“This is an issue pertinent to a women’s college,” Roberts said. “It is unavoidable that we will all have to choose a side of the mother wars.”

The lecture was co-sponsored by the department of sociology, the Center for Women’s Intercultural Leadership and the Women’s Studies Program. The lecture came in part from Swanson and another Hope College professor’s research into the struggles women face balancing work and children.

A mother of two, Swanson said the colleagues decided to “put their heads where their hearts are” with their project.

“We thought that if we are academics, why not look at this transformation that was happening to us as we became mothers,” she said.

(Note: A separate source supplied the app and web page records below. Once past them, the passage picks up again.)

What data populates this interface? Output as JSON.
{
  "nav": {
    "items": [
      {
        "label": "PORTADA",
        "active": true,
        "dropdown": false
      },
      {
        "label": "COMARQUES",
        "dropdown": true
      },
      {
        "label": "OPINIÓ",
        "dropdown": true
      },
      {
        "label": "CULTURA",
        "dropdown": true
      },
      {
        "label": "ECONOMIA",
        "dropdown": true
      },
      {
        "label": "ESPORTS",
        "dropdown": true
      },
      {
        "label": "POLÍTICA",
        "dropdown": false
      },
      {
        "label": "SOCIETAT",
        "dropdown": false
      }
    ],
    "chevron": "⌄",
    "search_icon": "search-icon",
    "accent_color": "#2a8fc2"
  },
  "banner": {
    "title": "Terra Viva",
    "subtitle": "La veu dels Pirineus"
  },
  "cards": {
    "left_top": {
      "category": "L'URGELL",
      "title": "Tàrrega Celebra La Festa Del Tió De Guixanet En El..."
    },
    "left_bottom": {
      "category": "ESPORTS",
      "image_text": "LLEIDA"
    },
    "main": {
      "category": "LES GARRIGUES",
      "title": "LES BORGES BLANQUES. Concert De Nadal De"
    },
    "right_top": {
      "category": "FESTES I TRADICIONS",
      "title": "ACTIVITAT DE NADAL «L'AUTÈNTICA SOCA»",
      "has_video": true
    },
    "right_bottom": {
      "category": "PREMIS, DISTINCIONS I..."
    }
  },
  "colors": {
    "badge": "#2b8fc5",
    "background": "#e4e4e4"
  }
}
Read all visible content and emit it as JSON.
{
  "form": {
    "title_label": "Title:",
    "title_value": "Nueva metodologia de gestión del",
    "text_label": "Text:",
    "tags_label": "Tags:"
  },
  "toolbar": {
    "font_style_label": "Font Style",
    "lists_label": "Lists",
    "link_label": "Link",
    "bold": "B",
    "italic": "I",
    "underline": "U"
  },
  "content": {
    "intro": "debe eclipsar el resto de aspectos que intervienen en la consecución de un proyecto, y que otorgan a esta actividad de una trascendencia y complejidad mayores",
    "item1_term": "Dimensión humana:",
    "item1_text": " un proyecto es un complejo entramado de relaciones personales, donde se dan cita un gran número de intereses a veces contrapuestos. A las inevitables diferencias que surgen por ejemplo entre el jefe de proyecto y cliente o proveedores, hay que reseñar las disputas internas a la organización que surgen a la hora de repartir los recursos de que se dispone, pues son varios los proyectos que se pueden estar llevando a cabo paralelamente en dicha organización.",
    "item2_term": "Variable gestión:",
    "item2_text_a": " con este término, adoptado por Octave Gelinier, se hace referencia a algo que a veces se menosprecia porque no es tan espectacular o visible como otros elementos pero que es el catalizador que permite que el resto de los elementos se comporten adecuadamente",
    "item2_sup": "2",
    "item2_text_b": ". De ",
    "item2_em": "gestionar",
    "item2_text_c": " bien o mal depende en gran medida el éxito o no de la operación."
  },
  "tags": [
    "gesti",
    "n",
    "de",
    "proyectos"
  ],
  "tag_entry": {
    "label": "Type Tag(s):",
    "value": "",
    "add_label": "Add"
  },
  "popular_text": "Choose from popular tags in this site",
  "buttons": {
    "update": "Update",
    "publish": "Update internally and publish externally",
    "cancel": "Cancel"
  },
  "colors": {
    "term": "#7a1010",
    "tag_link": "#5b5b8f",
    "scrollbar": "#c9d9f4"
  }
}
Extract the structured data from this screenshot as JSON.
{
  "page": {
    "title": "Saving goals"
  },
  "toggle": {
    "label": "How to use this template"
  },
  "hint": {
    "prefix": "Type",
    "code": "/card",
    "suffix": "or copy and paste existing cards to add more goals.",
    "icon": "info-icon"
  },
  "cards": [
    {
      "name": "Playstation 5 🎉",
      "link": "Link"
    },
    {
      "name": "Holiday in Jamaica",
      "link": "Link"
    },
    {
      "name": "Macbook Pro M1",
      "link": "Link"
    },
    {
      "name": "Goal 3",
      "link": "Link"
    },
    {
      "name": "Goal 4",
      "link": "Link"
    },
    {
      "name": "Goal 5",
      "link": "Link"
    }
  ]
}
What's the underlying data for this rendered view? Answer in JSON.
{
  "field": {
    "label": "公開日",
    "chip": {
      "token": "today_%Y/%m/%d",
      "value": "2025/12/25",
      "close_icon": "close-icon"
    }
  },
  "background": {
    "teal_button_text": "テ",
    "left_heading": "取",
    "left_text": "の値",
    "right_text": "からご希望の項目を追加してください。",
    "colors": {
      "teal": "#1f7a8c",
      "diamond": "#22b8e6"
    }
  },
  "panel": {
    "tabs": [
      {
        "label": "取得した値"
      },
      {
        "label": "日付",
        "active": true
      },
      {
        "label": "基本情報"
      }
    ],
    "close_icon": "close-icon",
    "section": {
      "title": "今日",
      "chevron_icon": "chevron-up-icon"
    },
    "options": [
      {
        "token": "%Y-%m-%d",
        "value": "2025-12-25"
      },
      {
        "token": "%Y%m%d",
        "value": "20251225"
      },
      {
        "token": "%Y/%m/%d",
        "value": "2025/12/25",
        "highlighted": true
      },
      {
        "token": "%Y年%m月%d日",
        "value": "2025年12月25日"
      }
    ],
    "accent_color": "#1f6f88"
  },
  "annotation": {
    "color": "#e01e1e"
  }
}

The project was based on extended interviews with moms of preschoolers, as well as the analysis of the representations of at-home and employed mothers in five popular women’s magazines.

The researchers predicted at-home moms would be depicted as selfless, overly involved, nurturing and failing in the public sphere, while employed moms would be depicted as selfish, uninvolved, neglectful and failing in the domestic sphere. Part-time moms would fall somewhere in the middle.

“What we found was that 88 percent of the mothers were portrayed as at-home mothers, and only 12 percent were depicted as employed mothers,” Swanson said. “That does not match statistics that say more than half of all women are in the labor force.”

In addition to the misrepresentation, at-home moms were more likely to be portrayed as serving others, having exaggerated needs of connections and failing in the public sphere.

Employed moms, on the other hand, were portrayed as having an independent identity, being competent at work and home and being natural mothers.

“While we expect at-home moms to be portrayed as natural moms, in the magazines she is actually depicted as needing lots of help,” Swanson said. “Employed moms, who you would think would need more help because they aren’t at home as much, they are the more natural mothers.”

Swanson calls employed moms’ positive portrayal and under representation in magazines the “double bind.”

“You have to chose one or the other,” she said. “That is often where women struggle.”